It’s now abundantly clear that Trump’s behavior on the campaign trail was not just a “persona” he used to get elected – that he would not, in fact, turn out to be, as he put it, “the most presidential person ever, other than possibly the great Abe Lincoln, all right?” It took all of 24 hours to show us that the Trump we elected was the Trump we would get when, despite the fact that he was president, that he had won, he spent that first full day in office focused not on the problems facing our country but on the problems facing him: his lackluster inauguration attendance and his inability to win the popular vote.

Since Trump first announced his candidacy, his extreme disagreeableness, his loose relationship with the truth and his trigger-happy attacks on those who threatened his dominance were the worrisome qualities that launched a thousand op-eds calling him “unfit for office,” and led to ubiquitous armchair diagnoses of “crazy.” We had never seen a presidential candidate behave in such a way, and his behavior was so abnormal that one couldn’t help but try to fit it into some sort of rubric that would help us understand. “Crazy” kind of did the trick.

The article summarizes the psychological assessments that have gradually emerged from professionals who were initially hesitant to discuss Trump’s personality because of the so-called “Goldwater Rule.” It’s a long, fascinating read.

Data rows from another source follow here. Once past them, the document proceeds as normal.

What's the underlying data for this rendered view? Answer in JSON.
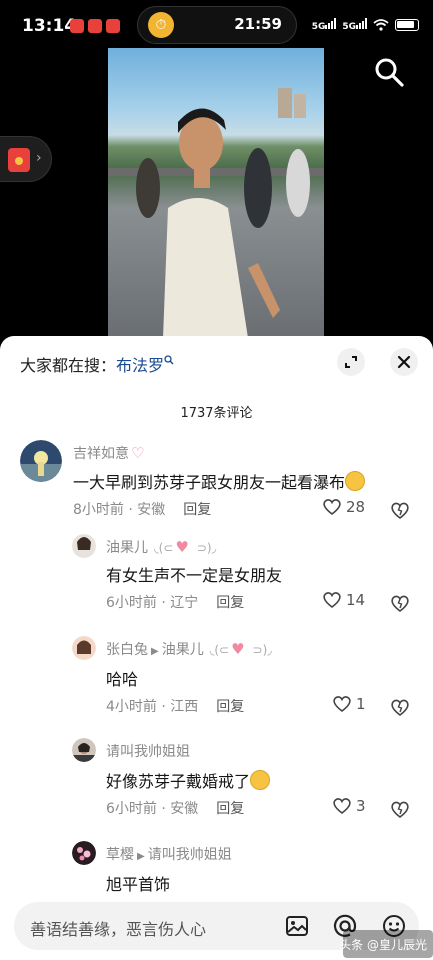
{
  "status_bar": {
    "time": "13:14",
    "island_time": "21:59",
    "network": [
      "5G",
      "5G"
    ]
  },
  "top": {
    "search_icon": "search-icon"
  },
  "sheet": {
    "trending_prefix": "大家都在搜：",
    "trending_term": "布法罗",
    "comment_count": "1737条评论"
  },
  "comments": [
    {
      "user": "吉祥如意",
      "text": "一大早刷到苏芽子跟女朋友一起看瀑布",
      "time": "8小时前 · 安徽",
      "reply": "回复",
      "likes": "28"
    },
    {
      "user": "油果儿",
      "text": "有女生声不一定是女朋友",
      "time": "6小时前 · 辽宁",
      "reply": "回复",
      "likes": "14"
    },
    {
      "user": "张白兔",
      "reply_to": "油果儿",
      "text": "哈哈",
      "time": "4小时前 · 江西",
      "reply": "回复",
      "likes": "1"
    },
    {
      "user": "请叫我帅姐姐",
      "text": "好像苏芽子戴婚戒了",
      "time": "6小时前 · 安徽",
      "reply": "回复",
      "likes": "3"
    },
    {
      "user": "草樱",
      "reply_to": "请叫我帅姐姐",
      "text": "旭平首饰"
    }
  ],
  "input": {
    "placeholder": "善语结善缘，恶言伤人心"
  },
  "watermark": "头条 @皇儿辰光",
  "colors": {
    "accent": "#1a4a8f",
    "meta": "#8a8a8a",
    "sheet": "#ffffff"
  }
}
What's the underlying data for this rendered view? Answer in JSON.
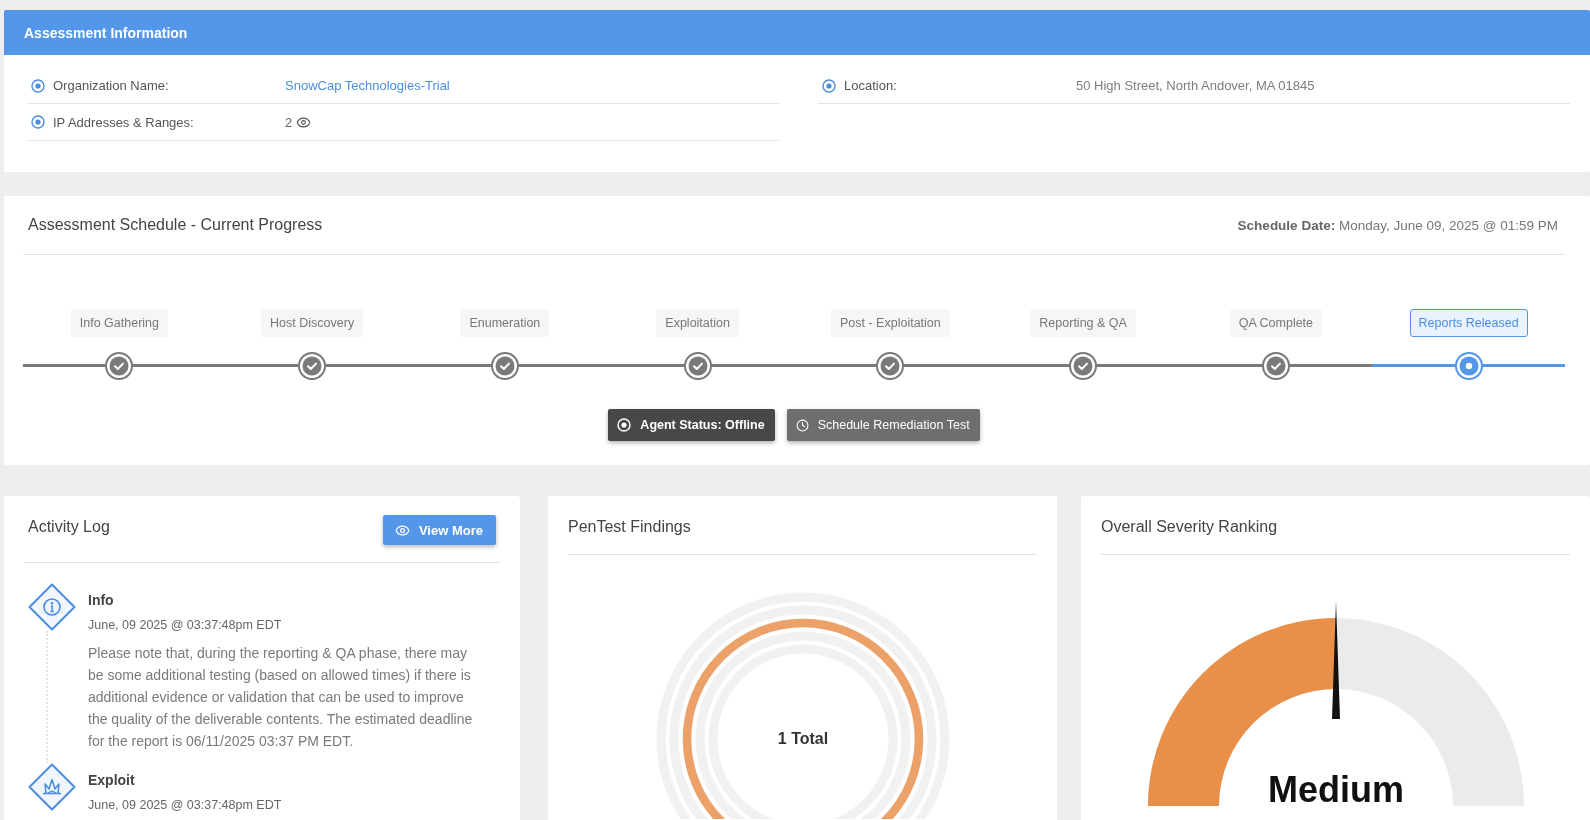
{
  "assessment_info": {
    "title": "Assessment Information",
    "left_fields": [
      {
        "label": "Organization Name:",
        "value": "SnowCap Technologies-Trial",
        "kind": "link"
      },
      {
        "label": "IP Addresses & Ranges:",
        "value": "2",
        "kind": "count"
      }
    ],
    "right_fields": [
      {
        "label": "Location:",
        "value": "50 High Street, North Andover, MA 01845",
        "kind": "text"
      }
    ]
  },
  "schedule": {
    "title": "Assessment Schedule - Current Progress",
    "date_label": "Schedule Date:",
    "date": "Monday, June 09, 2025 @ 01:59 PM",
    "steps": [
      {
        "label": "Info Gathering",
        "completed": true,
        "selected": false
      },
      {
        "label": "Host Discovery",
        "completed": true,
        "selected": false
      },
      {
        "label": "Enumeration",
        "completed": true,
        "selected": false
      },
      {
        "label": "Exploitation",
        "completed": true,
        "selected": false
      },
      {
        "label": "Post - Exploitation",
        "completed": true,
        "selected": false
      },
      {
        "label": "Reporting & QA",
        "completed": true,
        "selected": false
      },
      {
        "label": "QA Complete",
        "completed": true,
        "selected": false
      },
      {
        "label": "Reports Released",
        "completed": false,
        "selected": true
      }
    ],
    "buttons": [
      {
        "label": "Agent Status: Offline",
        "kind": "agent"
      },
      {
        "label": "Schedule Remediation Test",
        "kind": "schedule"
      }
    ]
  },
  "activity_log": {
    "title": "Activity Log",
    "button": "View More",
    "entries": [
      {
        "kind": "info",
        "title": "Info",
        "time": "June, 09 2025 @ 03:37:48pm EDT",
        "text": "Please note that, during the reporting & QA phase, there may be some additional testing (based on allowed times) if there is additional evidence or validation that can be used to improve the quality of the deliverable contents. The estimated deadline for the report is 06/11/2025 03:37 PM EDT."
      },
      {
        "kind": "exploit",
        "title": "Exploit",
        "time": "June, 09 2025 @ 03:37:48pm EDT"
      }
    ]
  },
  "findings": {
    "title": "PenTest Findings",
    "total": "1 Total"
  },
  "severity": {
    "title": "Overall Severity Ranking",
    "level": 0.5,
    "rating": "Medium"
  }
}
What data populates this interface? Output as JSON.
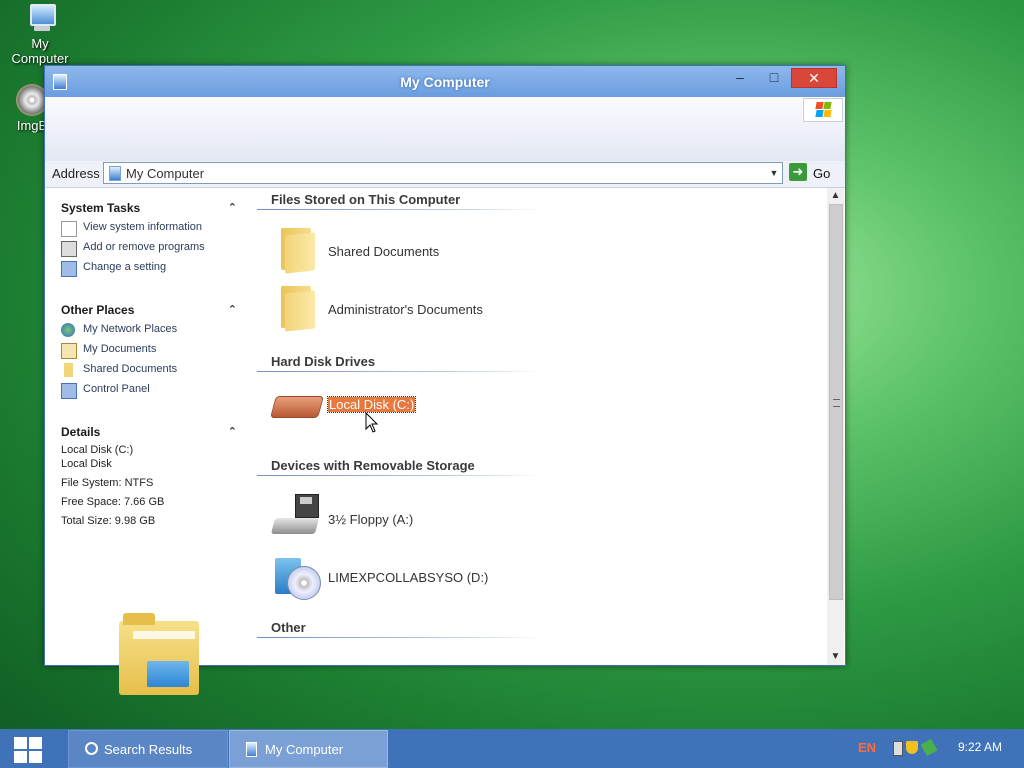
{
  "desktop": {
    "icons": [
      {
        "label": "My Computer"
      },
      {
        "label": "ImgB"
      }
    ]
  },
  "window": {
    "title": "My Computer",
    "address": {
      "label": "Address",
      "value": "My Computer",
      "go_label": "Go"
    },
    "task_pane": {
      "system_tasks": {
        "title": "System Tasks",
        "items": [
          {
            "label": "View system information",
            "icon": "system-info-icon"
          },
          {
            "label": "Add or remove programs",
            "icon": "add-remove-icon"
          },
          {
            "label": "Change a setting",
            "icon": "control-panel-icon"
          }
        ]
      },
      "other_places": {
        "title": "Other Places",
        "items": [
          {
            "label": "My Network Places",
            "icon": "network-icon"
          },
          {
            "label": "My Documents",
            "icon": "documents-icon"
          },
          {
            "label": "Shared Documents",
            "icon": "folder-icon"
          },
          {
            "label": "Control Panel",
            "icon": "control-panel-icon"
          }
        ]
      },
      "details": {
        "title": "Details",
        "name": "Local Disk (C:)",
        "type": "Local Disk",
        "file_system": "File System: NTFS",
        "free_space": "Free Space: 7.66 GB",
        "total_size": "Total Size: 9.98 GB"
      }
    },
    "groups": [
      {
        "title": "Files Stored on This Computer",
        "items": [
          "Shared Documents",
          "Administrator's Documents"
        ]
      },
      {
        "title": "Hard Disk Drives",
        "items": [
          "Local Disk (C:)"
        ]
      },
      {
        "title": "Devices with Removable Storage",
        "items": [
          "3½ Floppy (A:)",
          "LIMEXPCOLLABSYSO (D:)"
        ]
      },
      {
        "title": "Other",
        "items": []
      }
    ],
    "selected_item": "Local Disk (C:)"
  },
  "taskbar": {
    "buttons": [
      {
        "label": "Search Results"
      },
      {
        "label": "My Computer"
      }
    ],
    "tray": {
      "language": "EN",
      "time": "9:22 AM"
    }
  },
  "colors": {
    "titlebar": "#6a9ddf",
    "taskbar": "#3f72b8",
    "selection": "#e6793f",
    "close_button": "#d9463a"
  }
}
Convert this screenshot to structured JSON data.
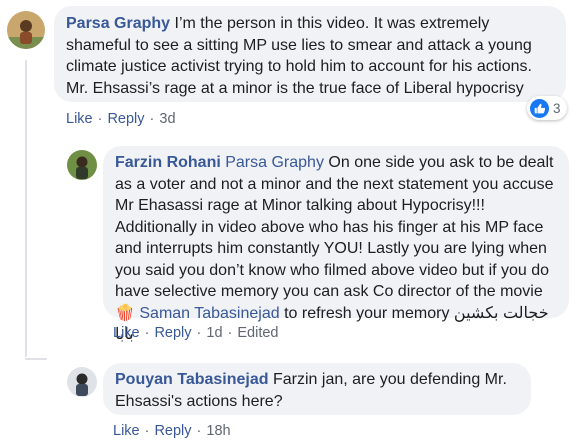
{
  "comments": [
    {
      "author": "Parsa Graphy",
      "text": "I’m the person in this video. It was extremely shameful to see a sitting MP use lies to smear and attack a young climate justice activist trying to hold him to account for his actions. Mr. Ehsassi’s rage at a minor is the true face of Liberal hypocrisy",
      "actions": {
        "like": "Like",
        "reply": "Reply",
        "time": "3d"
      },
      "reactions": {
        "icon": "thumbs-up-icon",
        "count": "3"
      }
    },
    {
      "author": "Farzin Rohani",
      "mention": "Parsa Graphy",
      "text": "On one side you ask to be dealt as a voter and not a minor and the next statement you accuse Mr Ehasassi rage at Minor talking about Hypocrisy!!! Additionally in video above who has his finger at his MP face and interrupts him constantly YOU! Lastly you are lying when you said you don’t know who filmed above video but if you do have selective memory you can ask Co director of the movie",
      "emoji": "🍿",
      "mention2": "Saman Tabasinejad",
      "text2": "to refresh your memory",
      "text_rtl": "خجالت بکشین بابا",
      "actions": {
        "like": "Like",
        "reply": "Reply",
        "time": "1d",
        "edited": "Edited"
      }
    },
    {
      "author": "Pouyan Tabasinejad",
      "text": "Farzin jan, are you defending Mr. Ehsassi's actions here?",
      "actions": {
        "like": "Like",
        "reply": "Reply",
        "time": "18h"
      }
    }
  ],
  "colors": {
    "link": "#385898",
    "bubble": "#f0f2f5",
    "like_blue": "#1877f2",
    "meta": "#606770"
  }
}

What stories are you following today? Please share in the comment thread and have a great weekend!